▸ Task brief: Only lines containing the string "people" belong in the answer; copy all of them from the entries.

▸ Material for this exercise:
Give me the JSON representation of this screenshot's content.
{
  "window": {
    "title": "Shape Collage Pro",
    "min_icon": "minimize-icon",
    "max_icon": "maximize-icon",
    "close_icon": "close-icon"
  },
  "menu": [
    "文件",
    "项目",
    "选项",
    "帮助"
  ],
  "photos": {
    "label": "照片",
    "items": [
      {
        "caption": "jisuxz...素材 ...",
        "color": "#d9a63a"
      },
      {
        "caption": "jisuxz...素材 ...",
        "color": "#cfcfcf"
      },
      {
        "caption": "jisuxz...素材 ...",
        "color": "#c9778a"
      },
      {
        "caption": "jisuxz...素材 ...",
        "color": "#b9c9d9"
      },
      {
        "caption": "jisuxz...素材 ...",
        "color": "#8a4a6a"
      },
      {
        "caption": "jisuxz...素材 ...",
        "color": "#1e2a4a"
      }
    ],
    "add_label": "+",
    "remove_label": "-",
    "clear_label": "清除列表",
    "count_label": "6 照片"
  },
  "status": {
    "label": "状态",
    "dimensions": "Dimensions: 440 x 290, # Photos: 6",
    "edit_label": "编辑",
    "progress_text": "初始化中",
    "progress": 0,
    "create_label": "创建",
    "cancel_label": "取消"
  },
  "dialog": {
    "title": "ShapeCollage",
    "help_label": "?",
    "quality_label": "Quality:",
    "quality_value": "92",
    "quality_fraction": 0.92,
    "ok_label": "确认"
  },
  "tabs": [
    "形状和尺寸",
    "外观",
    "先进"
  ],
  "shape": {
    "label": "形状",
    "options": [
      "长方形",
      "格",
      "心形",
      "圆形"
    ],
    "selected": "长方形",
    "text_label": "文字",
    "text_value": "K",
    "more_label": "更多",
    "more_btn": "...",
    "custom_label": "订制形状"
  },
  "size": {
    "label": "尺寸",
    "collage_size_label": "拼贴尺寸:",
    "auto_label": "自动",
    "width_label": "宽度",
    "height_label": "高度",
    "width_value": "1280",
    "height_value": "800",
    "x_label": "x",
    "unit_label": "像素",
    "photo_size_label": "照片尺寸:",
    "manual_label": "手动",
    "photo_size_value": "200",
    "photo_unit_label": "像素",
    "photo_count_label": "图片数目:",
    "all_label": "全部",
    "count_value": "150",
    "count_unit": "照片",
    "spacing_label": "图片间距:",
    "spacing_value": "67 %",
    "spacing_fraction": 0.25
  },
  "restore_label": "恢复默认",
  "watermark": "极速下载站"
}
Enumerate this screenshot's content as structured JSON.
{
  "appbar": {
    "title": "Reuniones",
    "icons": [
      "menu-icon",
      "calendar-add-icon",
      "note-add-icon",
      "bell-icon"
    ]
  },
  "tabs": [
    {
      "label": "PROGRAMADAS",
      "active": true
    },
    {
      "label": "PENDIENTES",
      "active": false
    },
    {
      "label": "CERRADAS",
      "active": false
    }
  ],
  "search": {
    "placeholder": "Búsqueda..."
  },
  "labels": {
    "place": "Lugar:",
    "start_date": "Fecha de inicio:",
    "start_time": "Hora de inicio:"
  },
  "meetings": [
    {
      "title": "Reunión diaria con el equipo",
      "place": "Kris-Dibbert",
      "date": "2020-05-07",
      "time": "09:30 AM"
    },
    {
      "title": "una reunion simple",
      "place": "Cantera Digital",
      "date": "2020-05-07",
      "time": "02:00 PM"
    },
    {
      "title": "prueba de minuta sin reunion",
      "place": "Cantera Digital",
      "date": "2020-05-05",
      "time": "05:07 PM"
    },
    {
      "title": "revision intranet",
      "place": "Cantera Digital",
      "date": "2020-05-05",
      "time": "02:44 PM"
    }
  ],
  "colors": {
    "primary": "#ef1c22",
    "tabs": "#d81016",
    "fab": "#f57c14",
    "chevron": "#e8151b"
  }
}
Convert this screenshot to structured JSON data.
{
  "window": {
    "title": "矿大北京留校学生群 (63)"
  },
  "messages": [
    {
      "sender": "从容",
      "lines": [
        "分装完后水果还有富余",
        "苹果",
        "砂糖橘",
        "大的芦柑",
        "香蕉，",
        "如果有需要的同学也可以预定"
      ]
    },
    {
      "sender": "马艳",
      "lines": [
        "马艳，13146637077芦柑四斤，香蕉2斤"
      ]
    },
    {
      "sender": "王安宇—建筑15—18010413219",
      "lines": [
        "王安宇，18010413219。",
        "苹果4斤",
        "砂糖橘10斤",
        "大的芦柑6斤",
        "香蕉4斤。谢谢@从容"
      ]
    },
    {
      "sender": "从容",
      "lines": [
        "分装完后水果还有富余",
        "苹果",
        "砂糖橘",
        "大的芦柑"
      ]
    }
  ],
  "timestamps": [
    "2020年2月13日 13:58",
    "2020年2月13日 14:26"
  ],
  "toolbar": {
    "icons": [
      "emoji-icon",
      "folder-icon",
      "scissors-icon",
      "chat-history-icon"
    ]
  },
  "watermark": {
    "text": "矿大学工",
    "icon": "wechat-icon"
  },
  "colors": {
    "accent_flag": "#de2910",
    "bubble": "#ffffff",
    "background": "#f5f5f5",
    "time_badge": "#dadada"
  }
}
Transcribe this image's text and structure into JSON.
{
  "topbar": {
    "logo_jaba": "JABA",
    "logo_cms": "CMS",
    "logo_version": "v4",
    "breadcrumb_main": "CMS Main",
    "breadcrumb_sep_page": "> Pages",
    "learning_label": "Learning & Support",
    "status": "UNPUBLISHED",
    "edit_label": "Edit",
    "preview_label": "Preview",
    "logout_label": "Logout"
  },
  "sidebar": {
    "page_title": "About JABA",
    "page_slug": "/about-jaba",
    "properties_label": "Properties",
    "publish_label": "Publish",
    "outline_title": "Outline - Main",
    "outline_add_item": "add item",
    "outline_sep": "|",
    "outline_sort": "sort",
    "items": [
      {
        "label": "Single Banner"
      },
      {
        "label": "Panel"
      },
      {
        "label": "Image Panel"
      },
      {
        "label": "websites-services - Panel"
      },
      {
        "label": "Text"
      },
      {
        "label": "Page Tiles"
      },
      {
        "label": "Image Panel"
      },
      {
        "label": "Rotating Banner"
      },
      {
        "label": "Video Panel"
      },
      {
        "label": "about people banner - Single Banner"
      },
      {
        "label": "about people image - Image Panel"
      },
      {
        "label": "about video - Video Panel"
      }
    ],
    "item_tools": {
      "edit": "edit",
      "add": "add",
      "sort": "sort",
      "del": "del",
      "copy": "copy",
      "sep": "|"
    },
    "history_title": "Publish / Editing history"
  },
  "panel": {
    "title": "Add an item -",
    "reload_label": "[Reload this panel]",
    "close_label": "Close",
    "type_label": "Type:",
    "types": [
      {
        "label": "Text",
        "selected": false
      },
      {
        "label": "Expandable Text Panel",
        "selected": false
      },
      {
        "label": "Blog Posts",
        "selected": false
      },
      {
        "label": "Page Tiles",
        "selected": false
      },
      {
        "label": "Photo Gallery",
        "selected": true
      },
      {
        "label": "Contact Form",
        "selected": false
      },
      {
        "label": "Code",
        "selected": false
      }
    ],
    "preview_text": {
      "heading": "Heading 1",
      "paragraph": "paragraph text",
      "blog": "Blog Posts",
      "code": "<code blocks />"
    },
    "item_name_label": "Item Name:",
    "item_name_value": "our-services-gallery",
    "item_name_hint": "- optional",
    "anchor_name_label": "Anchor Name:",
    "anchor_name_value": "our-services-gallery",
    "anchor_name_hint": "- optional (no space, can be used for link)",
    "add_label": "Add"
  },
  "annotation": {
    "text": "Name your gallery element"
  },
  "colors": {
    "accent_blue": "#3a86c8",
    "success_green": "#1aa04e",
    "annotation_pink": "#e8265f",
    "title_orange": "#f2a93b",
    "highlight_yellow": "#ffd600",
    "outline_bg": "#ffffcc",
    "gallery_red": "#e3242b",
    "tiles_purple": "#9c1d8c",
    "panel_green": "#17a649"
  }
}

▸ Task output:
        "label": "about people banner - Single Banner"
        "label": "about people image - Image Panel"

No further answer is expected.